Transport for London says it takes 10 months to process driver applications – an unreasonable delay that is contributing to the national driver shortage.

But Wolverhampton geared up to cater for increased demand following the 2015 Deregulation Act, which allowed cross-border licensing for the first time. Previously, drivers and their vehicles had to be licensed by the local authority in which they would be working.

But now, even Wolverhampton’s digital licensing service has come under pressure as more and more drivers look to use it. Wolverhampton Council licensing manager Greg Bickerdike said: “Because of the shortage of drivers, Wolverhampton has been inundated with applications from across the country, in part due to slow processing times and high fees in their home authority. This has created a backlog of applications. The service is struggling to meet demand.”

In a report, Bickerdike said that, as of December 15, 2022, there were 2,634 applications in the queue, which is approximately a two-month wait. In addition, 1,924 applications had been processed but were awaiting information from the applicant, and a further 927 drivers were awaiting a hearing to determine their application.

“Since 2017-18, Wolverhampton’s net increases to the number of drivers in England has been around a third of England’s gain. As such, Wolverhampton is playing an unequivocal role in attracting and increasing the number of private hire drivers in the trade,” Bickerdike said.

“Excluding London, the largest increase on record is 5,051 drivers for 2018-19, which was Wolverhampton.
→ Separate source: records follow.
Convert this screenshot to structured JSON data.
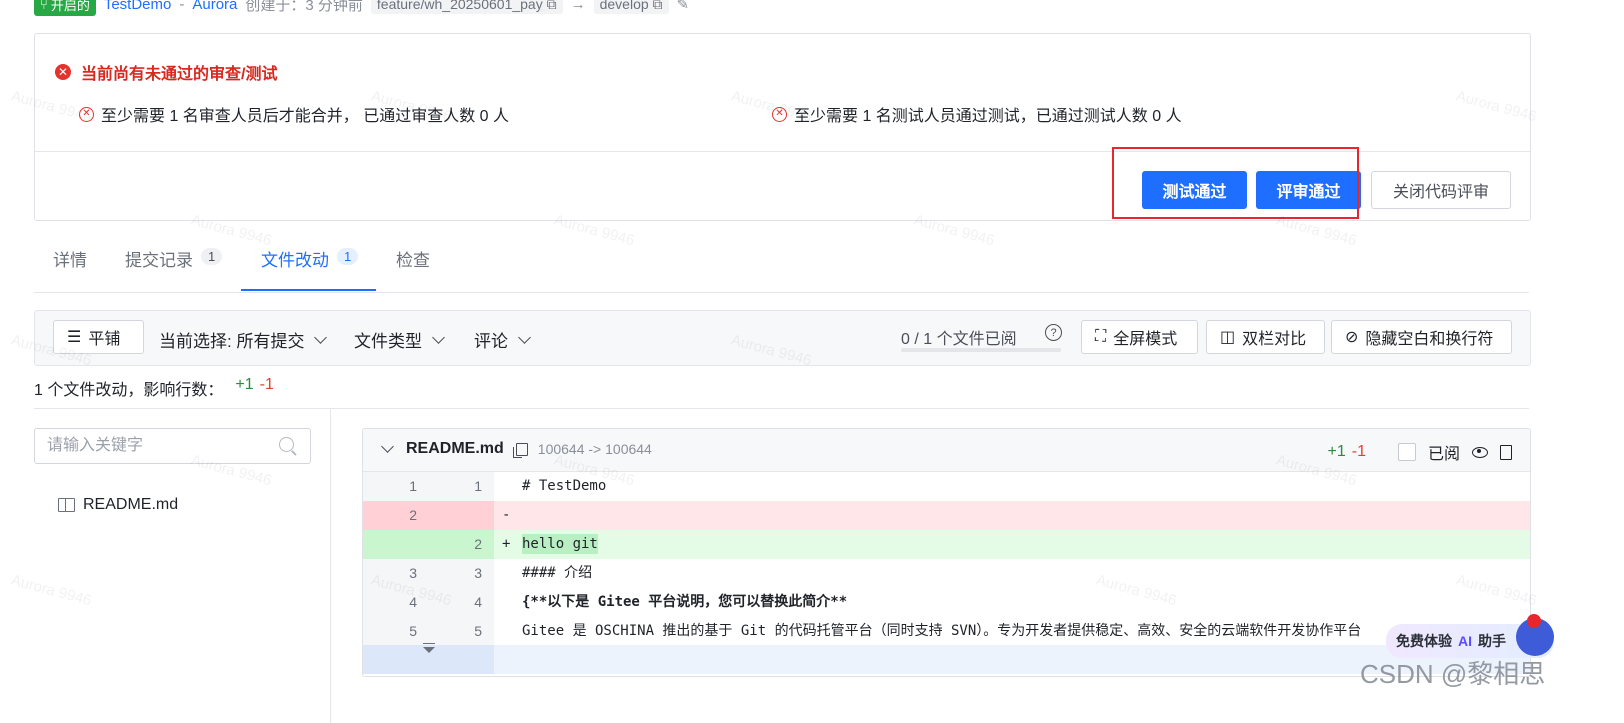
{
  "meta": {
    "status_badge": "开启的",
    "repo_link": "TestDemo",
    "sep": "-",
    "author": "Aurora",
    "created": "创建于：3 分钟前",
    "source_branch": "feature/wh_20250601_pay",
    "arrow": "→",
    "target_branch": "develop"
  },
  "review": {
    "title": "当前尚有未通过的审查/测试",
    "req_review": "至少需要 1 名审查人员后才能合并， 已通过审查人数 0 人",
    "req_test": "至少需要 1 名测试人员通过测试，已通过测试人数 0 人",
    "btn_test_pass": "测试通过",
    "btn_review_pass": "评审通过",
    "btn_close": "关闭代码评审"
  },
  "tabs": [
    {
      "label": "详情"
    },
    {
      "label": "提交记录",
      "count": "1"
    },
    {
      "label": "文件改动",
      "count": "1"
    },
    {
      "label": "检查"
    }
  ],
  "toolbar": {
    "tile": "平铺",
    "selection": "当前选择: 所有提交",
    "file_type": "文件类型",
    "comments": "评论",
    "viewed_progress": "0 / 1 个文件已阅",
    "viewed_fraction": 0,
    "help": "?",
    "fullscreen": "全屏模式",
    "side_by_side": "双栏对比",
    "hide_whitespace": "隐藏空白和换行符"
  },
  "summary": {
    "text": "1 个文件改动，影响行数：",
    "added": "+1",
    "removed": "-1"
  },
  "file_tree": {
    "search_placeholder": "请输入关键字",
    "files": [
      "README.md"
    ]
  },
  "diff": {
    "file_name": "README.md",
    "mode": "100644 -> 100644",
    "added": "+1",
    "removed": "-1",
    "viewed_label": "已阅",
    "lines": [
      {
        "type": "ctx",
        "old": "1",
        "new": "1",
        "marker": " ",
        "text": "# TestDemo"
      },
      {
        "type": "del",
        "old": "2",
        "new": "",
        "marker": "-",
        "text": ""
      },
      {
        "type": "add",
        "old": "",
        "new": "2",
        "marker": "+",
        "text": "hello git"
      },
      {
        "type": "ctx",
        "old": "3",
        "new": "3",
        "marker": " ",
        "text": "#### 介绍"
      },
      {
        "type": "ctx",
        "old": "4",
        "new": "4",
        "marker": " ",
        "text": "{**以下是 Gitee 平台说明，您可以替换此简介**"
      },
      {
        "type": "ctx",
        "old": "5",
        "new": "5",
        "marker": " ",
        "text": "Gitee 是 OSCHINA 推出的基于 Git 的代码托管平台（同时支持 SVN）。专为开发者提供稳定、高效、安全的云端软件开发协作平台"
      }
    ]
  },
  "ai_float": {
    "text": "免费体验",
    "ai": "AI",
    "suffix": "助手"
  },
  "watermark": "CSDN @黎相思"
}
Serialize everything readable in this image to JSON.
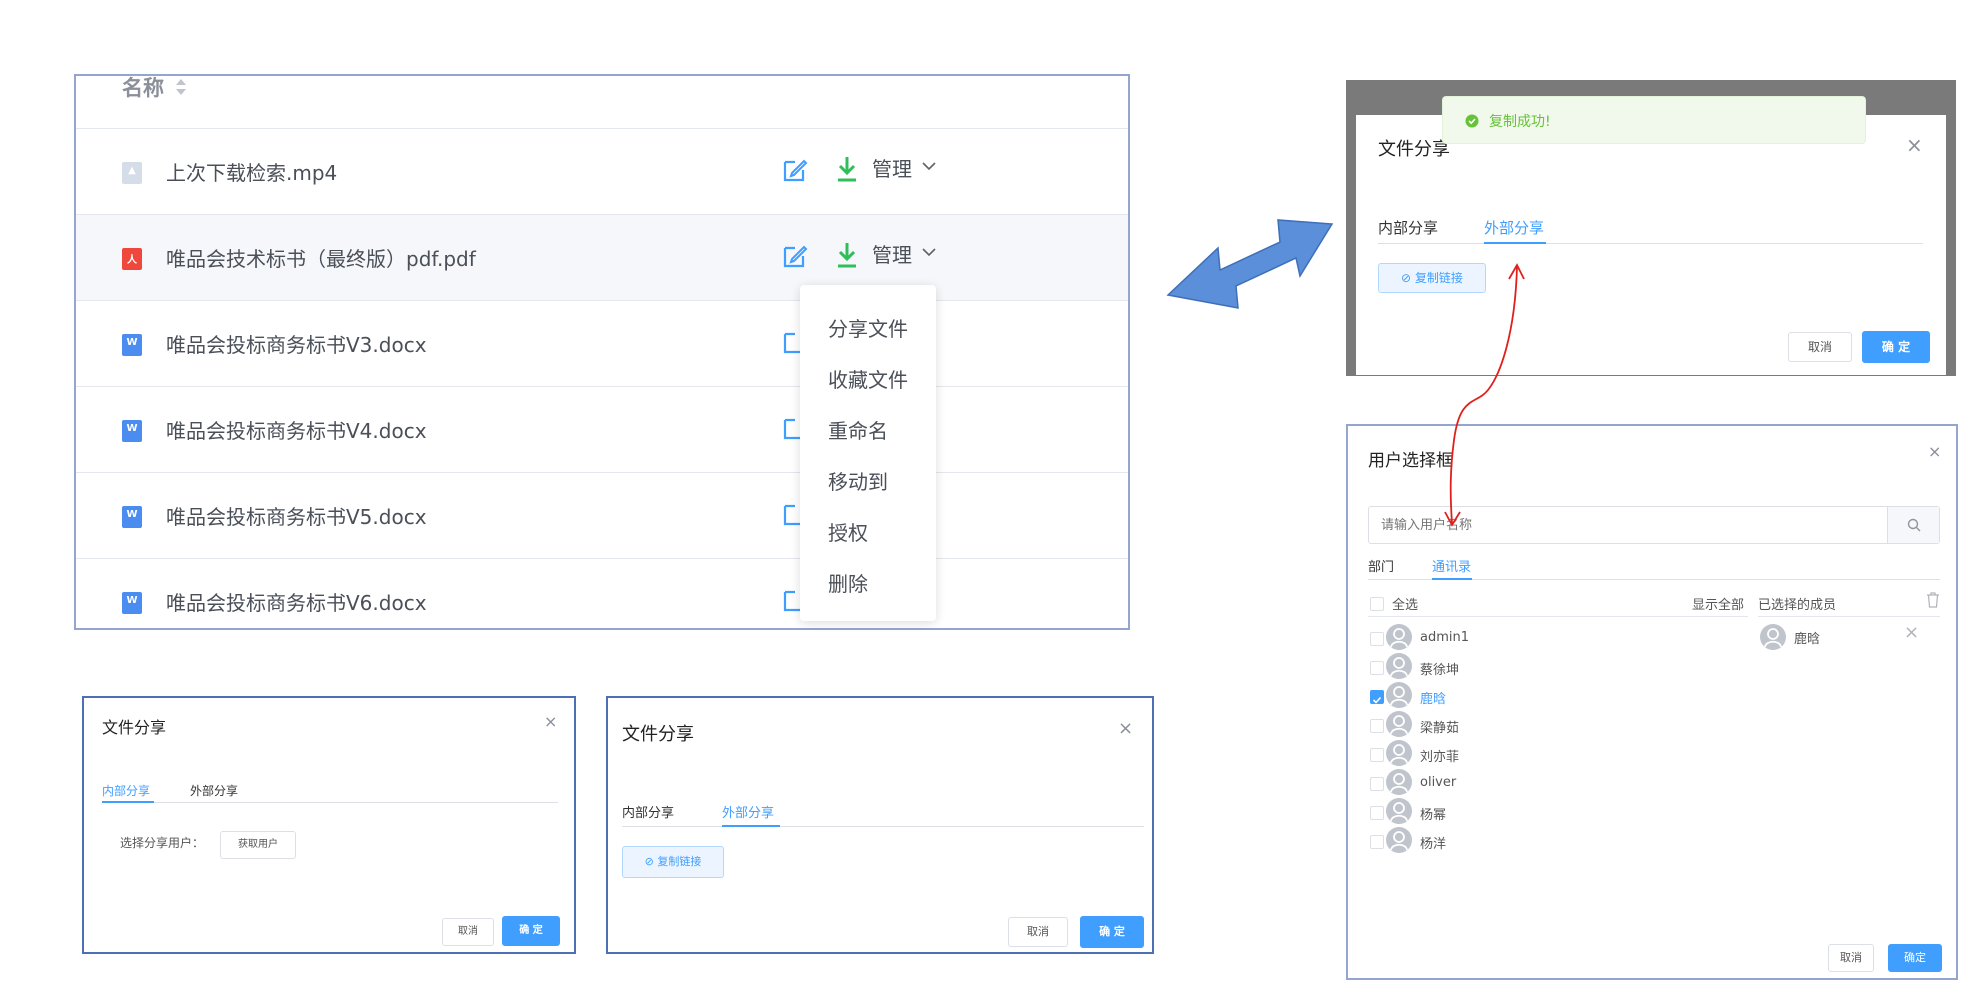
{
  "file_list": {
    "column_header": "名称",
    "rows": [
      {
        "name": "上次下载检索.mp4",
        "type": "video"
      },
      {
        "name": "唯品会技术标书（最终版）pdf.pdf",
        "type": "pdf"
      },
      {
        "name": "唯品会投标商务标书V3.docx",
        "type": "word"
      },
      {
        "name": "唯品会投标商务标书V4.docx",
        "type": "word"
      },
      {
        "name": "唯品会投标商务标书V5.docx",
        "type": "word"
      },
      {
        "name": "唯品会投标商务标书V6.docx",
        "type": "word"
      }
    ],
    "manage_label": "管理",
    "word_icon_letter": "W",
    "pdf_icon_letter": "人"
  },
  "dropdown_menu": [
    "分享文件",
    "收藏文件",
    "重命名",
    "移动到",
    "授权",
    "删除"
  ],
  "share_dialog": {
    "title": "文件分享",
    "tab_internal": "内部分享",
    "tab_external": "外部分享",
    "copy_link": "复制链接",
    "select_user_label": "选择分享用户：",
    "get_user": "获取用户",
    "cancel": "取消",
    "confirm": "确 定",
    "close": "×"
  },
  "toast": {
    "message": "复制成功!",
    "color": "#67c23a"
  },
  "user_dialog": {
    "title": "用户选择框",
    "search_placeholder": "请输入用户名称",
    "tab_department": "部门",
    "tab_contacts": "通讯录",
    "select_all": "全选",
    "show_all": "显示全部",
    "selected_members": "已选择的成员",
    "users": [
      {
        "name": "admin1",
        "checked": false
      },
      {
        "name": "蔡徐坤",
        "checked": false
      },
      {
        "name": "鹿晗",
        "checked": true
      },
      {
        "name": "梁静茹",
        "checked": false
      },
      {
        "name": "刘亦菲",
        "checked": false
      },
      {
        "name": "oliver",
        "checked": false
      },
      {
        "name": "杨幂",
        "checked": false
      },
      {
        "name": "杨洋",
        "checked": false
      }
    ],
    "selected": [
      "鹿晗"
    ],
    "cancel": "取消",
    "confirm": "确定",
    "close": "×"
  },
  "colors": {
    "primary": "#409eff",
    "success": "#67c23a",
    "pdf": "#f0473c",
    "word": "#4a8cf0",
    "arrow_blue": "#5b8fd9",
    "arrow_red": "#e0201a"
  }
}
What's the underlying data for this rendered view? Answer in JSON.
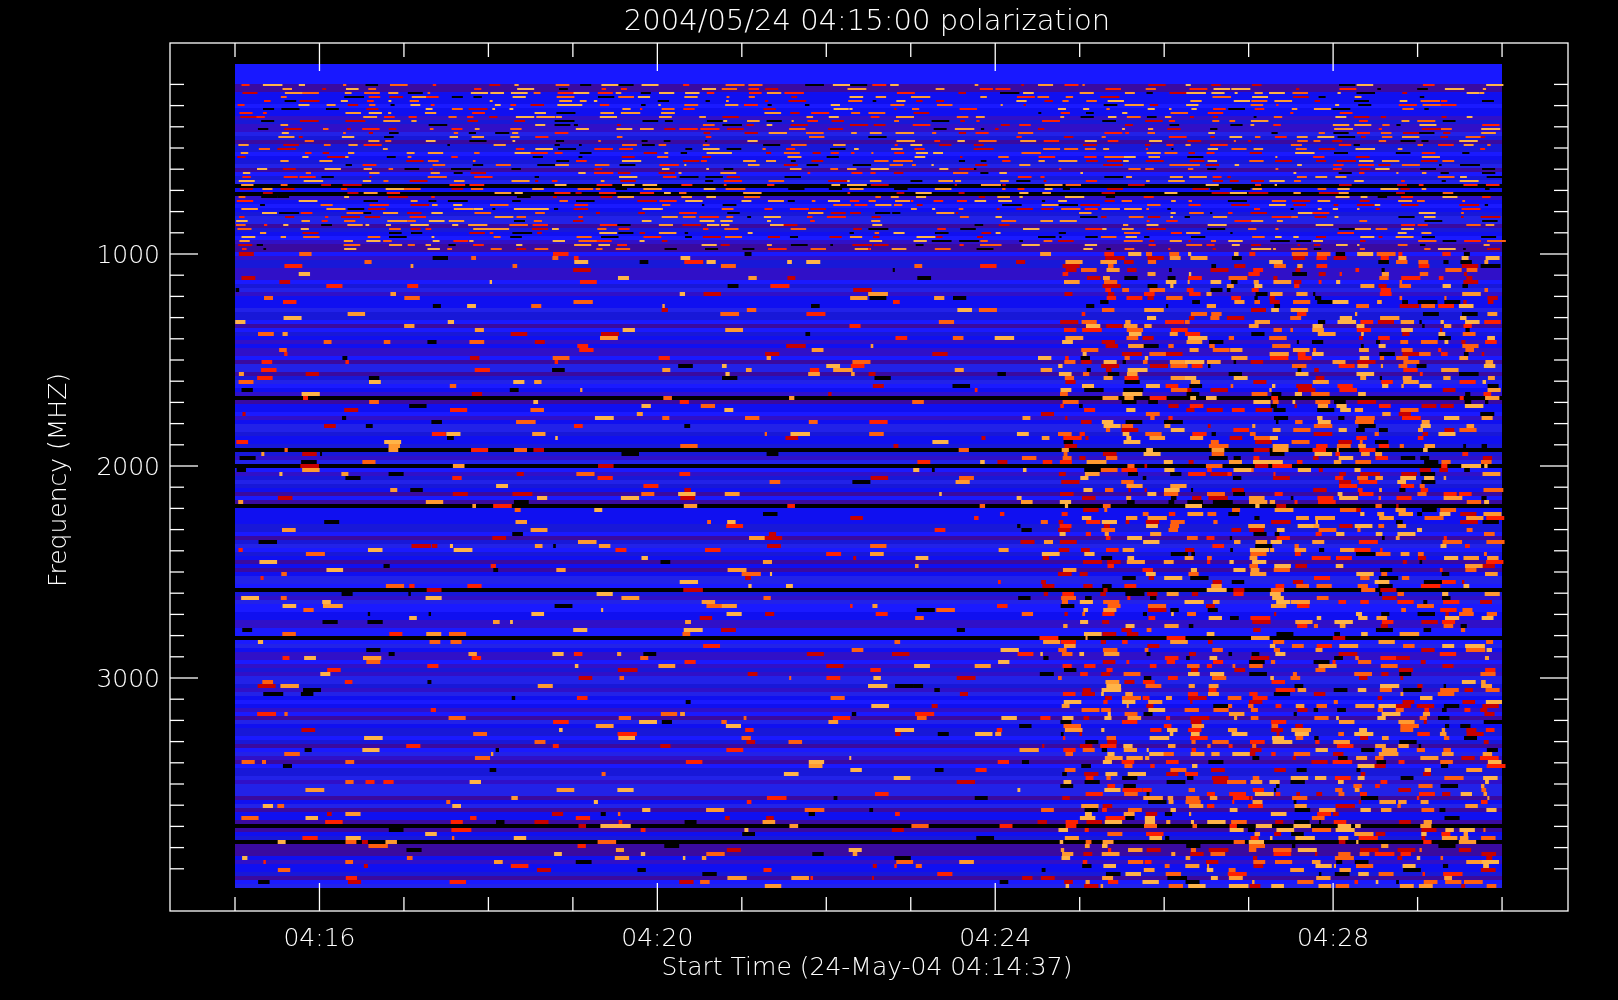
{
  "title": "2004/05/24 04:15:00 polarization",
  "y_axis": {
    "label": "Frequency (MHZ)",
    "tick_labels": [
      "1000",
      "2000",
      "3000"
    ]
  },
  "x_axis": {
    "label": "Start Time (24-May-04 04:14:37)",
    "tick_labels": [
      "04:16",
      "04:20",
      "04:24",
      "04:28"
    ]
  }
}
This is likely to be broken by Wolverhampton again this financial year,” he added.

Many drivers left the taxi and private hire trade during the Covid-19 lockdown, many switching to other driving jobs in areas such as food or parcel deliveries.

Wolverhampton council has added 20 members of staff to its licensing department to try and meet demand. “There is a risk that the service will over-expand, as it is impossible to judge when the demand for new licences will plateau,” said Bickerdike.